But how about the possibility of foreseeing what the decision of the court will be? In what cases is such foresight actually attained under the technical method? Apparently in those few cases only in which the law is so clear and definite that there is really no need of searching for it. In cases of this sort, however, the method of free decision would make no change, for it would come into play merely when there is no clear provision in the formulated law. There is good reason to claim that a better guaranty for certainty of the law than by the technical method may be found in a method of free decision-bound only by judicial precedents, but not beyond that. Even to-day, a judge feels greater assurance when he can refer to a series of adjudications than when he has nothing but a construction of the statute which may at any time be upset by some other artist in construction.

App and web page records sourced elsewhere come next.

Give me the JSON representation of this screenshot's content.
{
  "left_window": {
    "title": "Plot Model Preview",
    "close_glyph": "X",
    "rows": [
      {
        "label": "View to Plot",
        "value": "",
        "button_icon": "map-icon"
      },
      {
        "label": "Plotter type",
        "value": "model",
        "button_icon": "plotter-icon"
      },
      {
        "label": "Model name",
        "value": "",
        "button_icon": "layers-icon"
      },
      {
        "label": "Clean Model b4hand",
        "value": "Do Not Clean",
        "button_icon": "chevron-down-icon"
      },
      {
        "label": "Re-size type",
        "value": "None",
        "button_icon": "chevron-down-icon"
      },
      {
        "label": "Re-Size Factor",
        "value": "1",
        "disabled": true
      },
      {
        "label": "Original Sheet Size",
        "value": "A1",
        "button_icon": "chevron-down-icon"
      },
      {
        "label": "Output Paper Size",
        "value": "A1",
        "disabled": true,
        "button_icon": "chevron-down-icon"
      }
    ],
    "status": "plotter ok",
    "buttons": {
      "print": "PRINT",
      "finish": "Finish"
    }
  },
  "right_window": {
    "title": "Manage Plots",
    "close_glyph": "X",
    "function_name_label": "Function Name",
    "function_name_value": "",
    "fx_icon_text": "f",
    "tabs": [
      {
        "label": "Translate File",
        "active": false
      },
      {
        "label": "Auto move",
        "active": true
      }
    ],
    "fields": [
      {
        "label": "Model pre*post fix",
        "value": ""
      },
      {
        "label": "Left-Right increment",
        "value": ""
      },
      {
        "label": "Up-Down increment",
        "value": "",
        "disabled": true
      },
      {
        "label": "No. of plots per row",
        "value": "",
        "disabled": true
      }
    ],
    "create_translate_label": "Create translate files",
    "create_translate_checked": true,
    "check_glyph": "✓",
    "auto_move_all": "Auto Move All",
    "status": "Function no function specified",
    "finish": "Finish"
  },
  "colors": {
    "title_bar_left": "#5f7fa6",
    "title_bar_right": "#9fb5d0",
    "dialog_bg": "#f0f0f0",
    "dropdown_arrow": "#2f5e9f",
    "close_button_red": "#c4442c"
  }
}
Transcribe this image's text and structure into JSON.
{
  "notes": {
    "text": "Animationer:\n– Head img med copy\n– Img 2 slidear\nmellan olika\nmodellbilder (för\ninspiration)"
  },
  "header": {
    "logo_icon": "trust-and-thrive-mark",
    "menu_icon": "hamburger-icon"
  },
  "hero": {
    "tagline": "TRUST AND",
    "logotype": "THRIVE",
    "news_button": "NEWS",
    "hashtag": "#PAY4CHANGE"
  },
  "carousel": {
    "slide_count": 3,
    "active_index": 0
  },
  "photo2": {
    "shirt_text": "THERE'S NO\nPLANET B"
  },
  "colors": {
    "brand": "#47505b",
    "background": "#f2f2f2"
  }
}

On still another ground, however, one may venture to call the method of legal technicalism nothing less than the sin against the Holy Spirit. For this method has obscured our eyes to the only true principle at the foundation not merely of a certain and unbiased administration of justice, but also of a justice dominated by great ideals: There is no guaranty of justice except the personality of the judge. By making legislation the center of our system of law, and by nothing else, has it been possible to hide for so long a period the recognition of the simple truth that the greatest task that can be given a man to discharge, Justice, requires a standard of mental and moral greatness far above the common average. Thus, and thus only, can people fail to see that for such a task a man is not fit merely because by examination and a little practice he has proved that he can, after a fashion, find his way through the sections of a code.

Even mistakes have a logic of their own. When the code sections were made the guardians, so to speak, of legal certainty, other guardians had to be installed to see that the guardians did their duty. Thus came about the system of appellate courts, one above the other, and the baleful practice of having courts of plural judges, in which the several judicial individualities either neutralize each other or vanish in mere corporate responsibility. Such was the origin of the modern impersonal courts of the European continent, which are radically different from those of the Romans, and also from those of the English, among whom the first men of the nation count it the greatest of honors to be called upon the bench.6 Anybody who realizes how with us an unproductive dialectical smartness is considered the highest proof of legal skill can hardly understand why the Romans had such a high regard for legal learning, and why they should describe it as "vera philosophia" and "divinarum atque humanarum rerum notitia."